They won’t, but what choice do you have?

Turns out, there is a better way to describe a noise; one that’s more likely to help get your problem diagnosed. And it’s far less humiliating than making an ah-oogah… wak-wak-waka sound at the service counter.

First, start by paying close attention to the when, where, and why of the noise. Does it happen when the engine’s hot? Cold? All the time? Is it whenever the engine’s running or does the car have to be moving?

And does it change as the car moves down the road? Maybe it goes away when you reach highway speeds, or it seems to change pitch or speed every time the transmission shifts.

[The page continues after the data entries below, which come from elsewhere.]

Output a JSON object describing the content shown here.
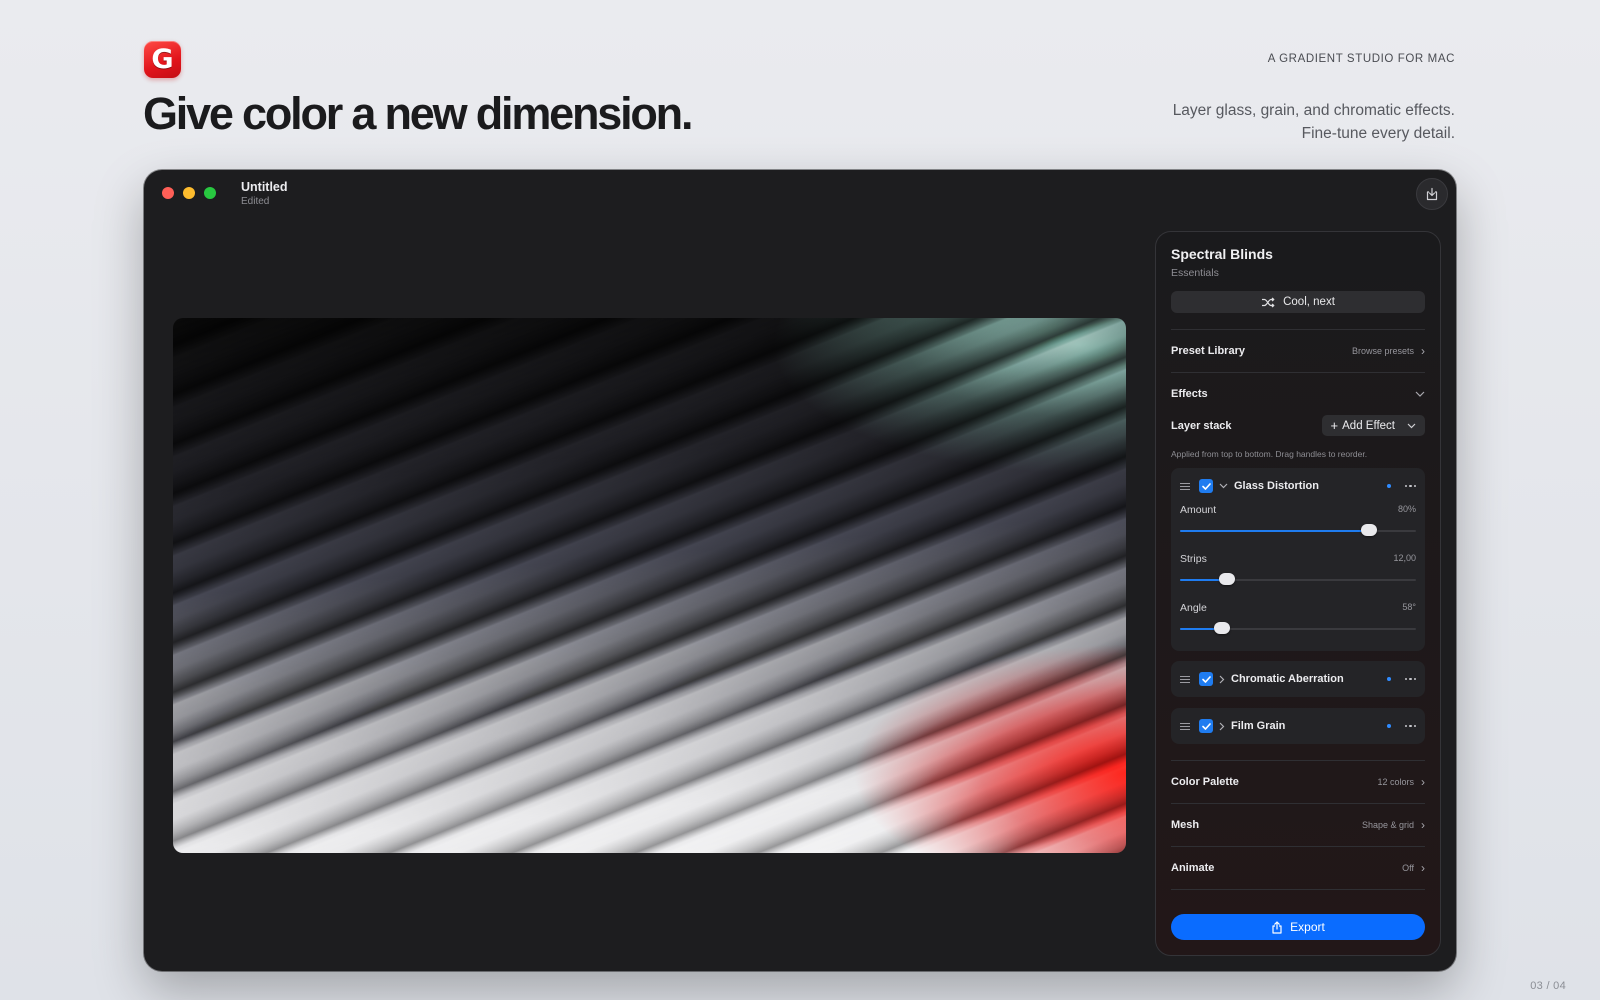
{
  "brand": {
    "logo_letter": "G",
    "tagline": "A GRADIENT STUDIO FOR MAC"
  },
  "hero": {
    "title": "Give color a new dimension.",
    "subtitle_lines": [
      "Layer glass, grain, and chromatic effects.",
      "Fine-tune every detail."
    ]
  },
  "window": {
    "doc_name": "Untitled",
    "doc_status": "Edited",
    "share_icon": "share-tray-icon"
  },
  "panel": {
    "preset_name": "Spectral Blinds",
    "preset_category": "Essentials",
    "shuffle_label": "Cool, next",
    "preset_library": {
      "label": "Preset Library",
      "value": "Browse presets"
    },
    "effects": {
      "label": "Effects",
      "layer_stack_label": "Layer stack",
      "add_effect_label": "Add Effect",
      "hint": "Applied from top to bottom. Drag handles to reorder.",
      "layers": [
        {
          "name": "Glass Distortion",
          "enabled": true,
          "expanded": true,
          "params": [
            {
              "label": "Amount",
              "value": "80%",
              "fraction": 0.8
            },
            {
              "label": "Strips",
              "value": "12,00",
              "fraction": 0.2
            },
            {
              "label": "Angle",
              "value": "58°",
              "fraction": 0.18
            }
          ]
        },
        {
          "name": "Chromatic Aberration",
          "enabled": true,
          "expanded": false
        },
        {
          "name": "Film Grain",
          "enabled": true,
          "expanded": false
        }
      ]
    },
    "color_palette": {
      "label": "Color Palette",
      "value": "12 colors"
    },
    "mesh": {
      "label": "Mesh",
      "value": "Shape & grid"
    },
    "animate": {
      "label": "Animate",
      "value": "Off"
    },
    "export_label": "Export"
  },
  "page_counter": "03 / 04",
  "colors": {
    "accent": "#0a6cff",
    "logo": "#e1141b"
  }
}
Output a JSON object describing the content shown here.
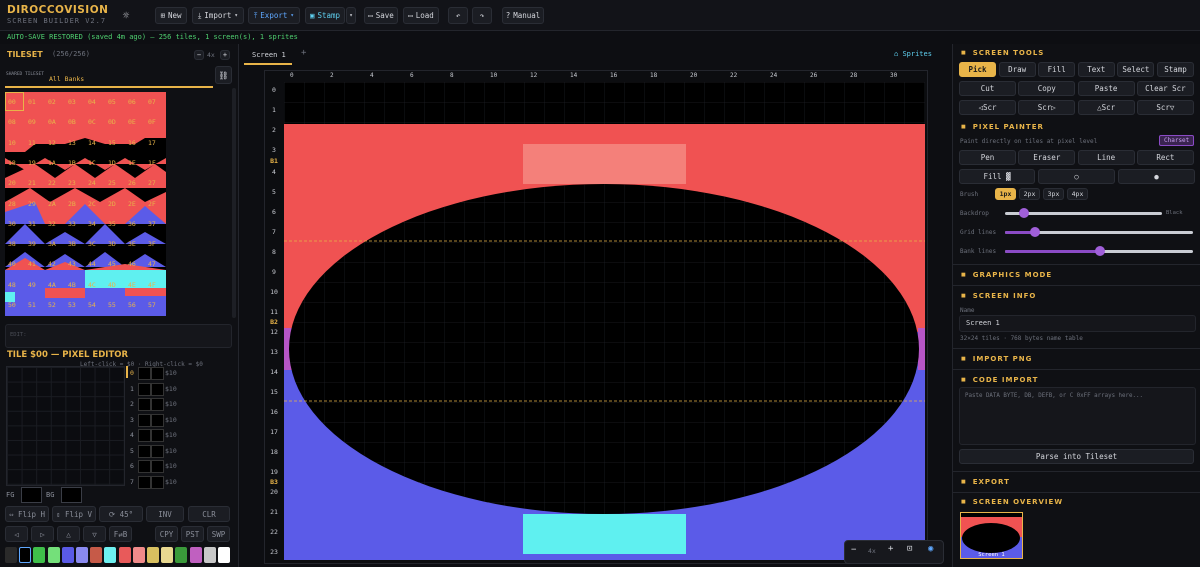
{
  "app": {
    "brand": "DIROCCOVISION",
    "subtitle": "SCREEN BUILDER V2.7"
  },
  "toolbar": {
    "new": "New",
    "import": "Import",
    "export": "Export",
    "stamp": "Stamp",
    "save": "Save",
    "load": "Load",
    "manual": "Manual"
  },
  "status": "AUTO-SAVE RESTORED (saved 4m ago) — 256 tiles, 1 screen(s), 1 sprites",
  "tileset": {
    "title": "TILESET",
    "count": "(256/256)",
    "zoom": "4x",
    "shared_label": "SHARED TILESET",
    "bank_value": "All Banks",
    "edit_placeholder": "EDIT:",
    "rows": [
      [
        "00",
        "01",
        "02",
        "03",
        "04",
        "05",
        "06",
        "07"
      ],
      [
        "08",
        "09",
        "0A",
        "0B",
        "0C",
        "0D",
        "0E",
        "0F"
      ],
      [
        "10",
        "11",
        "12",
        "13",
        "14",
        "15",
        "16",
        "17"
      ],
      [
        "18",
        "19",
        "1A",
        "1B",
        "1C",
        "1D",
        "1E",
        "1F"
      ],
      [
        "20",
        "21",
        "22",
        "23",
        "24",
        "25",
        "26",
        "27"
      ],
      [
        "28",
        "29",
        "2A",
        "2B",
        "2C",
        "2D",
        "2E",
        "2F"
      ],
      [
        "30",
        "31",
        "32",
        "33",
        "34",
        "35",
        "36",
        "37"
      ],
      [
        "38",
        "39",
        "3A",
        "3B",
        "3C",
        "3D",
        "3E",
        "3F"
      ],
      [
        "40",
        "41",
        "42",
        "43",
        "44",
        "45",
        "46",
        "47"
      ],
      [
        "48",
        "49",
        "4A",
        "4B",
        "4C",
        "4D",
        "4E",
        "4F"
      ],
      [
        "50",
        "51",
        "52",
        "53",
        "54",
        "55",
        "56",
        "57"
      ]
    ]
  },
  "pixel_editor": {
    "title": "TILE $00 — PIXEL EDITOR",
    "hint": "Left-click = $0 · Right-click = $0",
    "rows": [
      {
        "n": "0",
        "v": "$10"
      },
      {
        "n": "1",
        "v": "$10"
      },
      {
        "n": "2",
        "v": "$10"
      },
      {
        "n": "3",
        "v": "$10"
      },
      {
        "n": "4",
        "v": "$10"
      },
      {
        "n": "5",
        "v": "$10"
      },
      {
        "n": "6",
        "v": "$10"
      },
      {
        "n": "7",
        "v": "$10"
      }
    ],
    "fg": "FG",
    "bg": "BG",
    "flip_h": "⇔ Flip H",
    "flip_v": "⇕ Flip V",
    "rotate": "⟳ 45°",
    "inv": "INV",
    "clr": "CLR",
    "sh_l": "◁",
    "sh_r": "▷",
    "sh_u": "△",
    "sh_d": "▽",
    "fb": "F⇄B",
    "cpy": "CPY",
    "pst": "PST",
    "swp": "SWP",
    "palette": [
      "#2a2a2a",
      "#000000",
      "#3fbf4a",
      "#74e07a",
      "#5a5ae6",
      "#8a8af0",
      "#c65a48",
      "#6ef0f0",
      "#e85a5a",
      "#f08a8a",
      "#d8c060",
      "#e8d890",
      "#3a9a3a",
      "#c060c0",
      "#c8c8c8",
      "#ffffff"
    ]
  },
  "canvas": {
    "tab": "Screen 1",
    "add_tab": "+",
    "sprites": "Sprites",
    "col_labels": [
      "0",
      "2",
      "4",
      "6",
      "8",
      "10",
      "12",
      "14",
      "16",
      "18",
      "20",
      "22",
      "24",
      "26",
      "28",
      "30"
    ],
    "row_labels": [
      "0",
      "1",
      "2",
      "3",
      "B1",
      "4",
      "5",
      "6",
      "7",
      "8",
      "9",
      "10",
      "11",
      "B2",
      "12",
      "13",
      "14",
      "15",
      "16",
      "17",
      "18",
      "19",
      "B3",
      "20",
      "21",
      "22",
      "23"
    ],
    "zoom": {
      "minus": "−",
      "level": "4x",
      "plus": "+",
      "fit": "⊡",
      "eye": "◉"
    }
  },
  "screen_tools": {
    "title": "SCREEN TOOLS",
    "tools": [
      "Pick",
      "Draw",
      "Fill",
      "Text",
      "Select",
      "Stamp"
    ],
    "row2": [
      "Cut",
      "Copy",
      "Paste",
      "Clear Scr"
    ],
    "row3": [
      "◁Scr",
      "Scr▷",
      "△Scr",
      "Scr▽"
    ]
  },
  "pixel_painter": {
    "title": "PIXEL PAINTER",
    "desc": "Paint directly on tiles at pixel level",
    "badge": "Charset",
    "tools": [
      "Pen",
      "Eraser",
      "Line",
      "Rect"
    ],
    "fill": "Fill ▓",
    "circle": "○",
    "dot": "●",
    "brush_label": "Brush",
    "brush": [
      "1px",
      "2px",
      "3px",
      "4px"
    ],
    "backdrop": "Backdrop",
    "backdrop_value": "Black",
    "grid_lines": "Grid lines",
    "bank_lines": "Bank lines"
  },
  "graphics_mode": {
    "title": "GRAPHICS MODE"
  },
  "screen_info": {
    "title": "SCREEN INFO",
    "name_label": "Name",
    "name_value": "Screen 1",
    "meta": "32×24 tiles · 768 bytes name table"
  },
  "import_png": {
    "title": "IMPORT PNG"
  },
  "code_import": {
    "title": "CODE IMPORT",
    "placeholder": "Paste DATA BYTE, DB, DEFB, or C 0xFF arrays here...",
    "button": "Parse into Tileset"
  },
  "export_section": {
    "title": "EXPORT"
  },
  "overview": {
    "title": "SCREEN OVERVIEW",
    "label": "Screen 1"
  },
  "colors": {
    "accent": "#e8b449",
    "red": "#f05252",
    "blue": "#5b5be8",
    "cyan": "#5ff0f0",
    "salmon": "#f4807a",
    "purple": "#8b4bc6"
  }
}
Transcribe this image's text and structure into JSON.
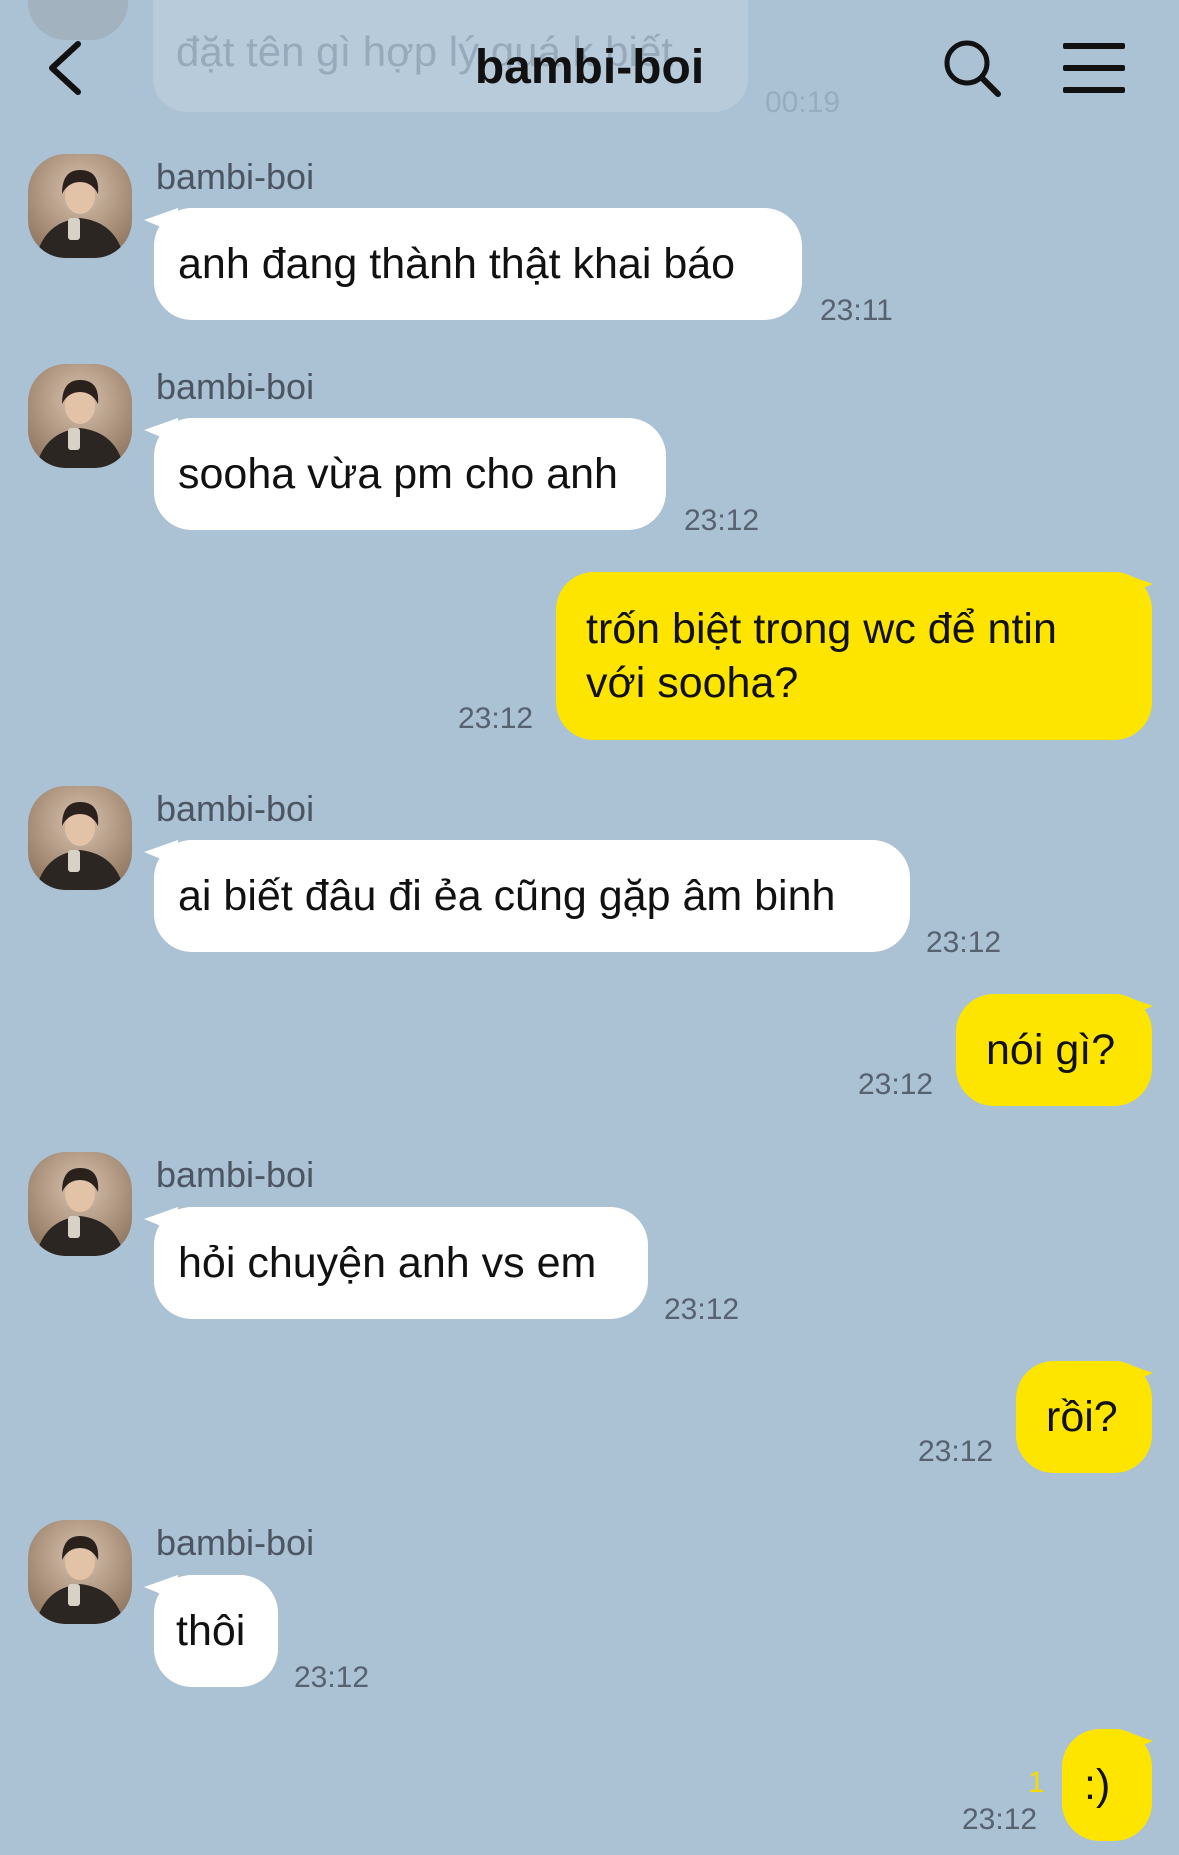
{
  "header": {
    "title": "bambi-boi",
    "faded_preview": {
      "text": "đặt tên gì hợp lý quá k biết",
      "time": "00:19"
    }
  },
  "messages": [
    {
      "sender": "bambi-boi",
      "text": "anh đang thành thật khai báo",
      "time": "23:11"
    },
    {
      "sender": "bambi-boi",
      "text": "sooha vừa pm cho anh",
      "time": "23:12"
    },
    {
      "line1": "trốn biệt trong wc để ntin",
      "line2": "với sooha?",
      "time": "23:12"
    },
    {
      "sender": "bambi-boi",
      "text": "ai biết đâu đi ẻa cũng gặp âm binh",
      "time": "23:12"
    },
    {
      "text": "nói gì?",
      "time": "23:12"
    },
    {
      "sender": "bambi-boi",
      "text": "hỏi chuyện anh vs em",
      "time": "23:12"
    },
    {
      "text": "rồi?",
      "time": "23:12"
    },
    {
      "sender": "bambi-boi",
      "text": "thôi",
      "time": "23:12"
    },
    {
      "text": ":)",
      "time": "23:12",
      "unread": "1"
    }
  ],
  "colors": {
    "background": "#abc1d4",
    "incoming": "#ffffff",
    "outgoing": "#fee500"
  },
  "icons": [
    "back-chevron-icon",
    "search-icon",
    "menu-icon"
  ]
}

Of course you’ll want to know if it only occurs when you turn the wheel or apply the brakes. Or maybe just the opposite: It goes away on turns or while you’re coming to a stop. And where does it seem to come from? Under the car? The right-front wheel? Near the speedometer?

All of these specifics can and will help the technician narrow down the source of the noise, and all without you having to sacrifice your dignity to make a flapping or clicking noise with your tongue against the roof of your mouth.

Another great way to avoid simulating the noise is to record it: Your smartphone probably has an app built in, or you can download one for free that lets your turn your phone into a recorder. Now, instead of an embarrassing simulation, you can play the actual noise for the technician.

Finally, the best thing you can do is show the technician exactly what you’re hearing. Go for a ride with him and let him hear the noise, to see exactly what conditions are necessary for it to show up.

The technicians at your nearby Cottman center will be happy to go for a ride with you to help identify mysterious noises and figure out what’s causing them.

Of course, they’d also be happy to watch you try to simulate them at the service counter; in fact, they’ll probably invite everyone from the shop to “offer their opinions”… and get a really good chuckle later on.